PROBLEM DESCRIPTION -
Retype the records below exactly as they appear.

(DATASET ENTRIES begins)

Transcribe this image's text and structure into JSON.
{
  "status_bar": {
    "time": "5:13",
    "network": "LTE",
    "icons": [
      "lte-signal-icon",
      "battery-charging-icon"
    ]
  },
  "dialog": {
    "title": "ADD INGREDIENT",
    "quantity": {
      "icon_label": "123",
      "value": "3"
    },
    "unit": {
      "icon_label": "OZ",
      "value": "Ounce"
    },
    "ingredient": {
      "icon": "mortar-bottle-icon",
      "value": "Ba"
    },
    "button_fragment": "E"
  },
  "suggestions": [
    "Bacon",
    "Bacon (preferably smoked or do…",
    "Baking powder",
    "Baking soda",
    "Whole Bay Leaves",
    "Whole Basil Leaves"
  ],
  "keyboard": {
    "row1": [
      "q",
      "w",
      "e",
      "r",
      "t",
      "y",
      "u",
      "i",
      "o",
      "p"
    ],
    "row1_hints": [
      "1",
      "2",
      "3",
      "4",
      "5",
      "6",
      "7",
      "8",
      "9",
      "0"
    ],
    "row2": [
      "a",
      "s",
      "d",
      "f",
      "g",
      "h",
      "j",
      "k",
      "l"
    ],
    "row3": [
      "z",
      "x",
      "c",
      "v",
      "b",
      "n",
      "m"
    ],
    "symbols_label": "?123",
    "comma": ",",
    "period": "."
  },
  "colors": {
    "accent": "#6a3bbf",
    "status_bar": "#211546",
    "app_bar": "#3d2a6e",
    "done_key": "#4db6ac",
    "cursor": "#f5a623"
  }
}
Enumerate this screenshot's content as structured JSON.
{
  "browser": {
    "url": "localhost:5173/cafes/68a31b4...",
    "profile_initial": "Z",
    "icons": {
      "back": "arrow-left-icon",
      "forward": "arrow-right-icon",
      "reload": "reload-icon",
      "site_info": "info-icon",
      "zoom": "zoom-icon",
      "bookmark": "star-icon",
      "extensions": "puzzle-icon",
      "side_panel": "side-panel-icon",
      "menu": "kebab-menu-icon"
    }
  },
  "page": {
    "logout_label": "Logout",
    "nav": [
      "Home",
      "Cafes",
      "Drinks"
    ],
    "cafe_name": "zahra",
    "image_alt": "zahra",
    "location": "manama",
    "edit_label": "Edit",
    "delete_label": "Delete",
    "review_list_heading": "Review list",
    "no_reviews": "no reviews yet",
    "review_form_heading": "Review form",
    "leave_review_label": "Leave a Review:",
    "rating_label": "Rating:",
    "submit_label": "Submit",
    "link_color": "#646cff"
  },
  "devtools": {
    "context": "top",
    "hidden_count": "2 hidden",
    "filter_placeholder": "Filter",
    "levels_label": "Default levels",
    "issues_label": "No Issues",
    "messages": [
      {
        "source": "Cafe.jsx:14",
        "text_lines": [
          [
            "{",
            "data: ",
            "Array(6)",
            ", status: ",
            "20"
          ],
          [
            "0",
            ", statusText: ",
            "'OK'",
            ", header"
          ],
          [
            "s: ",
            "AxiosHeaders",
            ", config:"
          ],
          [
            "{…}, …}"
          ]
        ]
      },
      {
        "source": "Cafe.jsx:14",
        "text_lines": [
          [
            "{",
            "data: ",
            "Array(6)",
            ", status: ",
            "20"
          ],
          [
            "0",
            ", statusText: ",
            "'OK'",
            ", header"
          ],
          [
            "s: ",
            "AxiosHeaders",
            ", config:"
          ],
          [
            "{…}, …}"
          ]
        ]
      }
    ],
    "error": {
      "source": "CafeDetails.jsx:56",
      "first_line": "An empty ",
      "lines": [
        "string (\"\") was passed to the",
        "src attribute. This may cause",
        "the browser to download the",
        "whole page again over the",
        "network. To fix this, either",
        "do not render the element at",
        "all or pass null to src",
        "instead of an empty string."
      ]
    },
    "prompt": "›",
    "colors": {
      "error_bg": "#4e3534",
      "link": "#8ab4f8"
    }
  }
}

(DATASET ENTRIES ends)

EXPECTED OUTPUT -
Transcribe this image's text and structure into JSON.
{
  "status_bar": {
    "time": "5:13",
    "network": "LTE",
    "icons": [
      "lte-signal-icon",
      "battery-charging-icon"
    ]
  },
  "dialog": {
    "title": "ADD INGREDIENT",
    "quantity": {
      "icon_label": "123",
      "value": "3"
    },
    "unit": {
      "icon_label": "OZ",
      "value": "Ounce"
    },
    "ingredient": {
      "icon": "mortar-bottle-icon",
      "value": "Ba"
    },
    "button_fragment": "E"
  },
  "suggestions": [
    "Bacon",
    "Bacon (preferably smoked or do…",
    "Baking powder",
    "Baking soda",
    "Whole Bay Leaves",
    "Whole Basil Leaves"
  ],
  "keyboard": {
    "row1": [
      "q",
      "w",
      "e",
      "r",
      "t",
      "y",
      "u",
      "i",
      "o",
      "p"
    ],
    "row1_hints": [
      "1",
      "2",
      "3",
      "4",
      "5",
      "6",
      "7",
      "8",
      "9",
      "0"
    ],
    "row2": [
      "a",
      "s",
      "d",
      "f",
      "g",
      "h",
      "j",
      "k",
      "l"
    ],
    "row3": [
      "z",
      "x",
      "c",
      "v",
      "b",
      "n",
      "m"
    ],
    "symbols_label": "?123",
    "comma": ",",
    "period": "."
  },
  "colors": {
    "accent": "#6a3bbf",
    "status_bar": "#211546",
    "app_bar": "#3d2a6e",
    "done_key": "#4db6ac",
    "cursor": "#f5a623"
  }
}
Enumerate this screenshot's content as structured JSON.
{
  "browser": {
    "url": "localhost:5173/cafes/68a31b4...",
    "profile_initial": "Z",
    "icons": {
      "back": "arrow-left-icon",
      "forward": "arrow-right-icon",
      "reload": "reload-icon",
      "site_info": "info-icon",
      "zoom": "zoom-icon",
      "bookmark": "star-icon",
      "extensions": "puzzle-icon",
      "side_panel": "side-panel-icon",
      "menu": "kebab-menu-icon"
    }
  },
  "page": {
    "logout_label": "Logout",
    "nav": [
      "Home",
      "Cafes",
      "Drinks"
    ],
    "cafe_name": "zahra",
    "image_alt": "zahra",
    "location": "manama",
    "edit_label": "Edit",
    "delete_label": "Delete",
    "review_list_heading": "Review list",
    "no_reviews": "no reviews yet",
    "review_form_heading": "Review form",
    "leave_review_label": "Leave a Review:",
    "rating_label": "Rating:",
    "submit_label": "Submit",
    "link_color": "#646cff"
  },
  "devtools": {
    "context": "top",
    "hidden_count": "2 hidden",
    "filter_placeholder": "Filter",
    "levels_label": "Default levels",
    "issues_label": "No Issues",
    "messages": [
      {
        "source": "Cafe.jsx:14",
        "text_lines": [
          [
            "{",
            "data: ",
            "Array(6)",
            ", status: ",
            "20"
          ],
          [
            "0",
            ", statusText: ",
            "'OK'",
            ", header"
          ],
          [
            "s: ",
            "AxiosHeaders",
            ", config:"
          ],
          [
            "{…}, …}"
          ]
        ]
      },
      {
        "source": "Cafe.jsx:14",
        "text_lines": [
          [
            "{",
            "data: ",
            "Array(6)",
            ", status: ",
            "20"
          ],
          [
            "0",
            ", statusText: ",
            "'OK'",
            ", header"
          ],
          [
            "s: ",
            "AxiosHeaders",
            ", config:"
          ],
          [
            "{…}, …}"
          ]
        ]
      }
    ],
    "error": {
      "source": "CafeDetails.jsx:56",
      "first_line": "An empty ",
      "lines": [
        "string (\"\") was passed to the",
        "src attribute. This may cause",
        "the browser to download the",
        "whole page again over the",
        "network. To fix this, either",
        "do not render the element at",
        "all or pass null to src",
        "instead of an empty string."
      ]
    },
    "prompt": "›",
    "colors": {
      "error_bg": "#4e3534",
      "link": "#8ab4f8"
    }
  }
}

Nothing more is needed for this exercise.